UPDATE: Though our Kickstarter campaign was unsuccessful in funding, we have had great success in linking with other inventors and entrepreneurs that are ready to enter the manufacturing phase and need molds and parts to make their projects reality. Going through the process first hand has allowed us to understand our crowd-funding customers cost conscious and time sensitive deadlines. We would be pleased to learn about your project and work with you on bringing it to fruition.
Please read more about our journey with crowd-funding:
Silicone Ball Jar Water Bottle Project
Our silicone mason jar drinking bottle is a typical 24 oz Ball Jar with a silicone wrap made for on-the-go drinking. This is one of Casco Bay Molding’s first adventures in developing one of our own ideas using crowd sourced media. Below will take you through the design journey of the Casco Bay Molding Silicone Ball Jar Drinking wrap.
The problems with current products: We began with frustrations of other drinking vessel products and a brainstorming session for a solution.
- Completely plastic-free solutions are very limited.

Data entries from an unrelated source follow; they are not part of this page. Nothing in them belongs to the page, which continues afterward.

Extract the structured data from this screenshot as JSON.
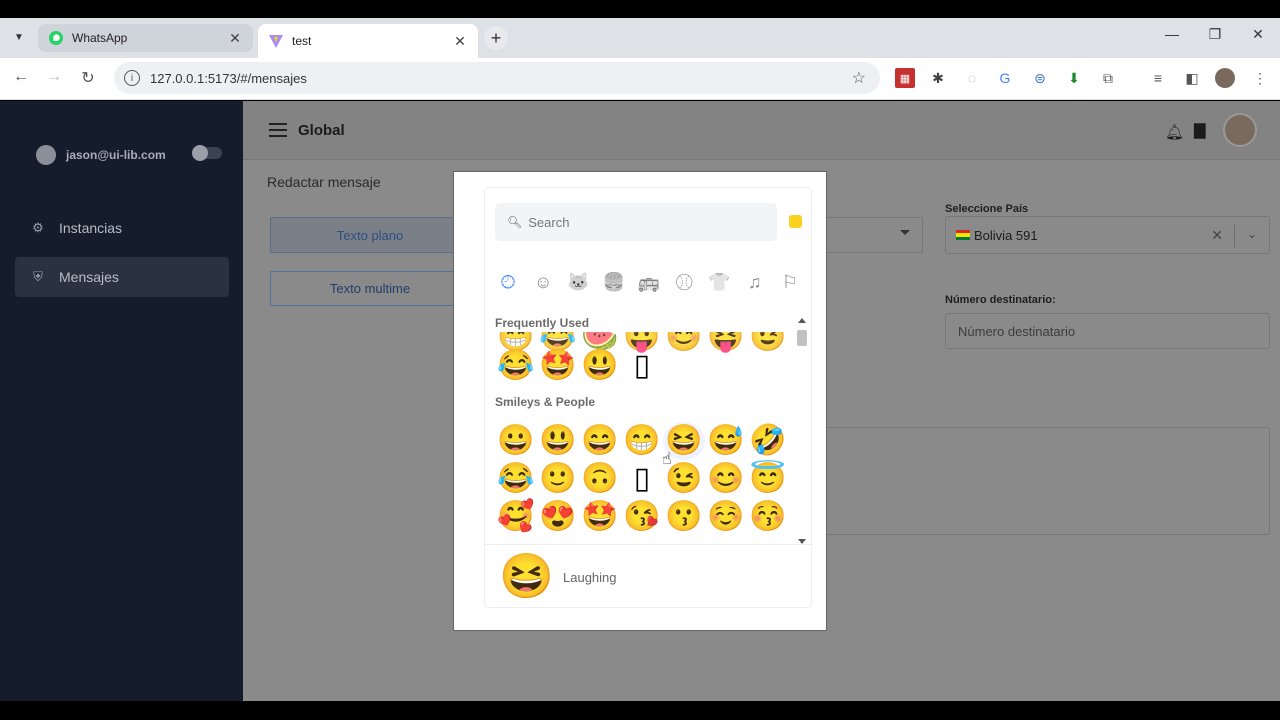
{
  "browser": {
    "tabs": [
      {
        "title": "WhatsApp",
        "icon": "whatsapp-icon"
      },
      {
        "title": "test",
        "icon": "vite-icon"
      }
    ],
    "url": "127.0.0.1:5173/#/mensajes"
  },
  "sidebar": {
    "user_email": "jason@ui-lib.com",
    "items": [
      {
        "label": "Instancias",
        "icon": "gear-icon"
      },
      {
        "label": "Mensajes",
        "icon": "shield-icon"
      }
    ]
  },
  "header": {
    "title": "Global"
  },
  "page": {
    "subtitle": "Redactar mensaje",
    "btn_plain": "Texto plano",
    "btn_multimedia": "Texto multime"
  },
  "form": {
    "country_label": "Seleccione País",
    "country_value": "Bolivia 591",
    "number_label": "Número destinatario:",
    "number_placeholder": "Número destinatario"
  },
  "emoji_picker": {
    "search_placeholder": "Search",
    "section_frequent": "Frequently Used",
    "section_smileys": "Smileys & People",
    "frequent_row_partial": [
      "😁",
      "😂",
      "🍉",
      "😛",
      "😊",
      "😝",
      "😉"
    ],
    "frequent_row": [
      "😂",
      "🤩",
      "😃",
      "▯"
    ],
    "smileys_rows": [
      [
        "😀",
        "😃",
        "😄",
        "😁",
        "😆",
        "😅",
        "🤣"
      ],
      [
        "😂",
        "🙂",
        "🙃",
        "▯",
        "😉",
        "😊",
        "😇"
      ],
      [
        "🥰",
        "😍",
        "🤩",
        "😘",
        "😗",
        "☺️",
        "😚"
      ]
    ],
    "preview_emoji": "😆",
    "preview_name": "Laughing"
  },
  "colors": {
    "sidebar": "#151d2c",
    "accent": "#3b82f6",
    "skin_tone": "#fbd120"
  }
}
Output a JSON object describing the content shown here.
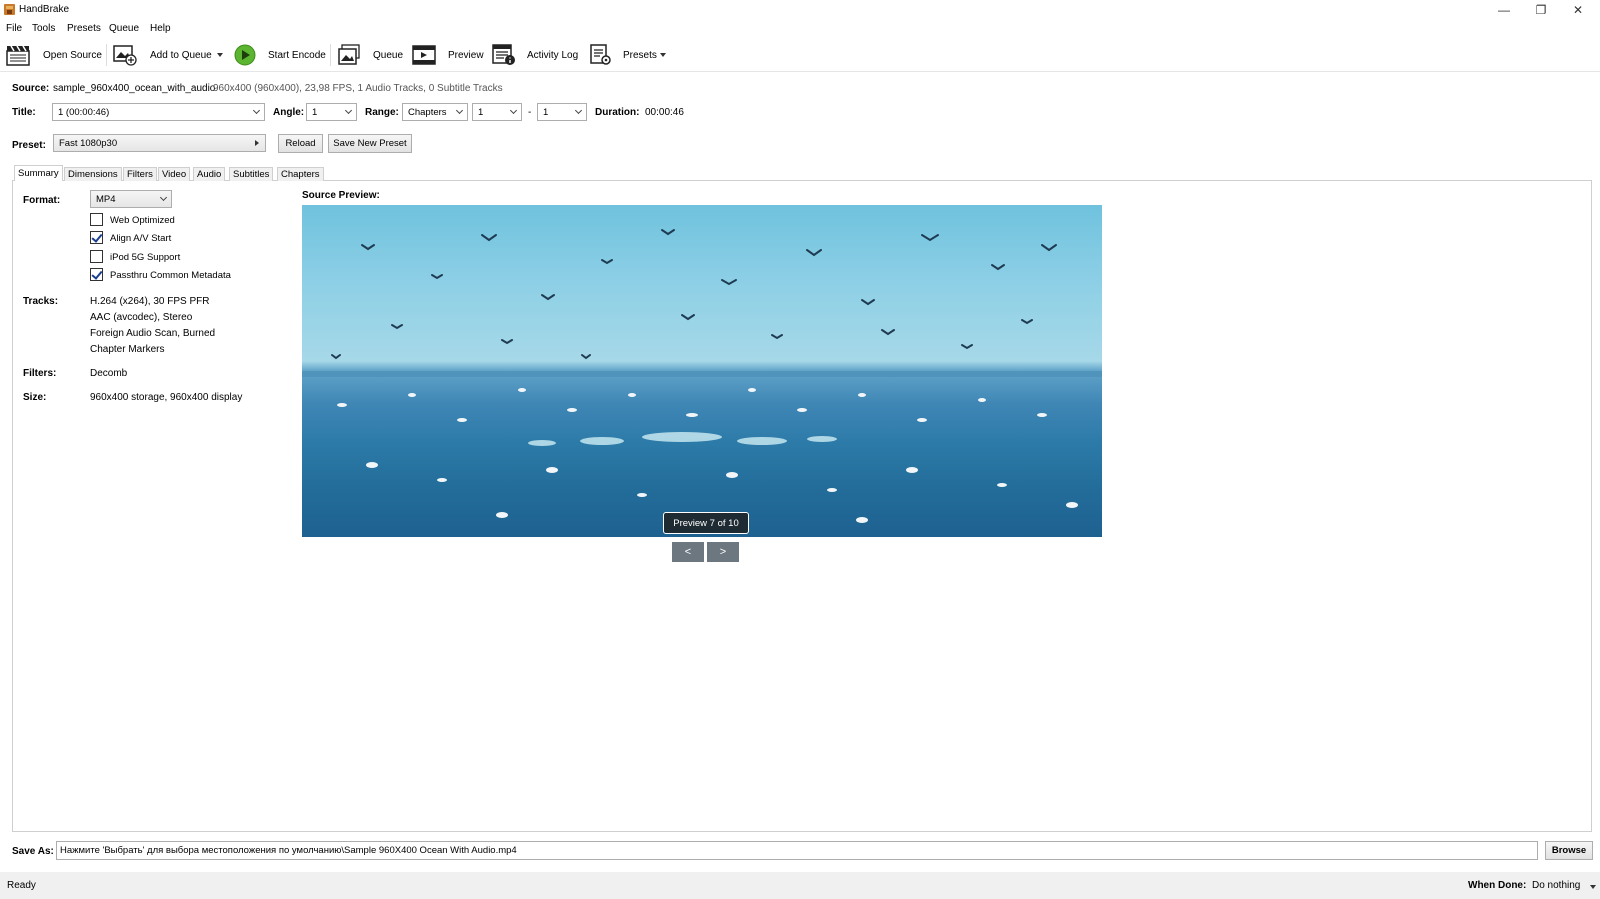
{
  "window": {
    "title": "HandBrake",
    "minimize": "—",
    "restore": "❐",
    "close": "✕"
  },
  "menu": [
    "File",
    "Tools",
    "Presets",
    "Queue",
    "Help"
  ],
  "toolbar": {
    "open_source": "Open Source",
    "add_to_queue": "Add to Queue",
    "start_encode": "Start Encode",
    "queue": "Queue",
    "preview": "Preview",
    "activity_log": "Activity Log",
    "presets": "Presets"
  },
  "source": {
    "label": "Source:",
    "name": "sample_960x400_ocean_with_audio",
    "info": "960x400 (960x400), 23,98 FPS, 1 Audio Tracks, 0 Subtitle Tracks"
  },
  "title_row": {
    "title_label": "Title:",
    "title_value": "1 (00:00:46)",
    "angle_label": "Angle:",
    "angle_value": "1",
    "range_label": "Range:",
    "range_value": "Chapters",
    "range_start": "1",
    "range_sep": "-",
    "range_end": "1",
    "duration_label": "Duration:",
    "duration_value": "00:00:46"
  },
  "preset": {
    "label": "Preset:",
    "value": "Fast 1080p30",
    "reload": "Reload",
    "save_new": "Save New Preset"
  },
  "tabs": [
    "Summary",
    "Dimensions",
    "Filters",
    "Video",
    "Audio",
    "Subtitles",
    "Chapters"
  ],
  "summary": {
    "format_label": "Format:",
    "format_value": "MP4",
    "options": [
      {
        "label": "Web Optimized",
        "checked": false
      },
      {
        "label": "Align A/V Start",
        "checked": true
      },
      {
        "label": "iPod 5G Support",
        "checked": false
      },
      {
        "label": "Passthru Common Metadata",
        "checked": true
      }
    ],
    "tracks_label": "Tracks:",
    "tracks": [
      "H.264 (x264), 30 FPS PFR",
      "AAC (avcodec), Stereo",
      "Foreign Audio Scan, Burned",
      "Chapter Markers"
    ],
    "filters_label": "Filters:",
    "filters_value": "Decomb",
    "size_label": "Size:",
    "size_value": "960x400 storage, 960x400 display"
  },
  "preview_panel": {
    "label": "Source Preview:",
    "badge": "Preview 7 of 10",
    "prev": "<",
    "next": ">"
  },
  "save_as": {
    "label": "Save As:",
    "value": "Нажмите 'Выбрать' для выбора местоположения по умолчанию\\Sample 960X400 Ocean With Audio.mp4",
    "browse": "Browse"
  },
  "status": {
    "text": "Ready",
    "when_done_label": "When Done:",
    "when_done_value": "Do nothing"
  },
  "colors": {
    "accent_green": "#5cb531",
    "sea": "#2c7aa8",
    "sky": "#8fd0e6"
  }
}
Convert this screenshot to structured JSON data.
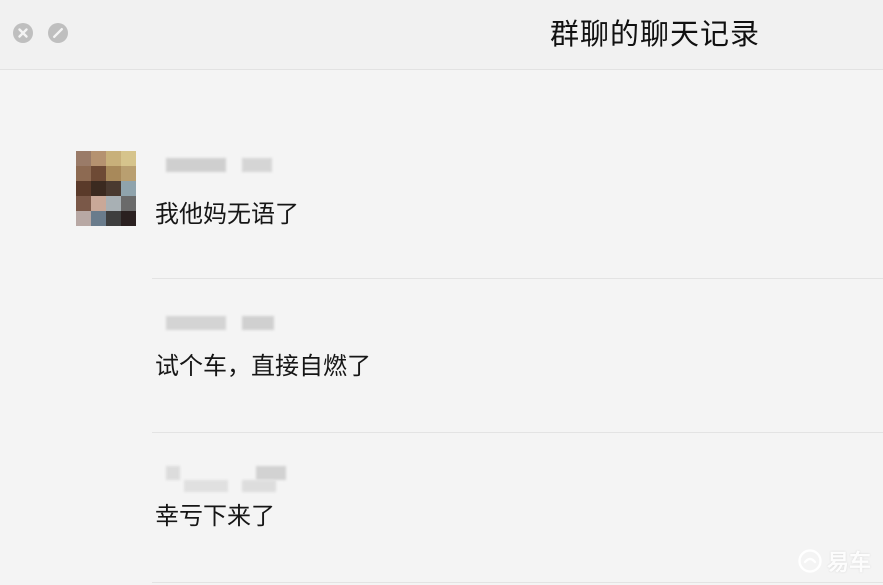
{
  "window": {
    "title": "群聊的聊天记录",
    "close_icon": "close-icon",
    "minimize_icon": "minimize-icon"
  },
  "messages": [
    {
      "text": "我他妈无语了",
      "avatar": "pixelated-avatar",
      "sender": "blurred"
    },
    {
      "text": "试个车，直接自燃了",
      "sender": "blurred"
    },
    {
      "text": "幸亏下来了",
      "sender": "blurred"
    }
  ],
  "watermark": {
    "text": "易车",
    "icon": "yiche-logo-icon"
  },
  "colors": {
    "background": "#f4f4f4",
    "titlebar": "#f1f1f1",
    "text": "#161616",
    "button": "#bfbfbf"
  }
}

Yes, most plastic bottles are now made BPA-free, but plastic still carries a taste. Yick!
- Ability to be used with hot and cold beverages, without burning hand
- Not Leak-proof
- Break an expensive glass water bottle @ $30+, have to buy a whole new one
The Ball jar + Silicone Wrap: The Jar: a glass container that has spanned decades for various uses and has returned with a trending fury. Silicone: Our Healthcare Grade Liquid Silicone rubber is FDA approved and wont degrade or breakdown. Our reasons for choosing the Ball Jar and Silicone:
- Its Glass! Glass paired with Healthcare Grade Silicone=a super safe duo that’s reusable forever
- Its Green! Another Eco-friendly alternative to using disposable bottles
- If the jar breaks, a replacement is at most $5 and can be found at local stores everywhere. Plus, our Casco Bay Molding made Silicone cover will still work.
- Wide-mouth: makes it easy to clean. Throw it in the dishwasher, along with all the the silicone parts
Sizing Research: A size study of athletic-type glass water bottles currently on the market
Jar Sizes: Choosing the right size for an active lifestyle sparked lengthy deliberations between 16 oz, 24 oz, and 32 oz. Finally, after carrying around and drinking from the different sized jars for weeks, we landed on 24 oz. Our reasoning- most other athletic water bottles are in the 20-30 oz range and a good size for the amount of water needed for a game or everyday use.
Current Jar-to-Drinking Bottle Adaptations Research: We regularly use some of the products below ourselves. These are great ideas and many have been crowd sourced and successfully funded via Kickstarter and Indiegogo, as we hope to do. Through our research of using these products, we’ve found there are some key features that are missing to allow for an all-inclusive design for the on-the-go lifestyle.
Our goals based on research and field study that will be key in our design focus:
- Impact resistant
- Ease of carry
- Do away with metal lid/seal
Rough Sketches: Casco Bay Molding often contracts an outside Industrial Designer to draft up rough sketches to begin visualization of the product
We liked the simplicity of this design, and used it as a starting point for the development of a no-spill cap and carrying strap.
We explored some other options with how the straps could be held on and attached to the drinking lid. We took into account that the user should be able to pick up our design and know how to use it with little to no instruction. Too many straps and locking mechanisms gets confusing.
Final Concept Sketch: Ultimately, we circled back to the simplicity and elegant design of our original one-piece drinking lid design with some additions: a tethered no-spill cover and a holding band with carrying strap.
SolidWorks: After making critical design decision- such as jar size, and ironing out the components – strap, cap and wrap, the next step was putting the concept into SolidWorks to get a better understanding of form factor and function.
SLA Prototype: Once the SolidWorks model is complete, the next very useful step in development is creating a prototype. A prototype helps with human factors/ergonomics as well as fit and function. We worked with our local technical high school, Sanford Regional Technical Center, to produce a plastic SLA rapid prototyped part, as well as an outside vendor to produce a PolyJet prototype.
Crowd-Funding: A good way to get the word out to see if there is interest, pre-establish a customer base, and hopefully entirely fund the tooling and manufacture of your product is through Crowd Sourcing sites such as Kickstarter.com and IndieGoGo.com. You can see our campaign here: Kickstarter: Silicone Ball Jar Drinking Bottle
A very special thank you to our local technical high school, Sanford Regional Technical Center- specifically we would like to thank 2012 graduate, Ema Jane Hutchins of Beatnik Branch Productions for creating our Kickstarter video, our two factory cameramen, Sanford Technical Center students Devin Dulide and Zach Gagnon, and to the CAD department for use of their 3D printer- all under the direction of Mr. Joe Doiron.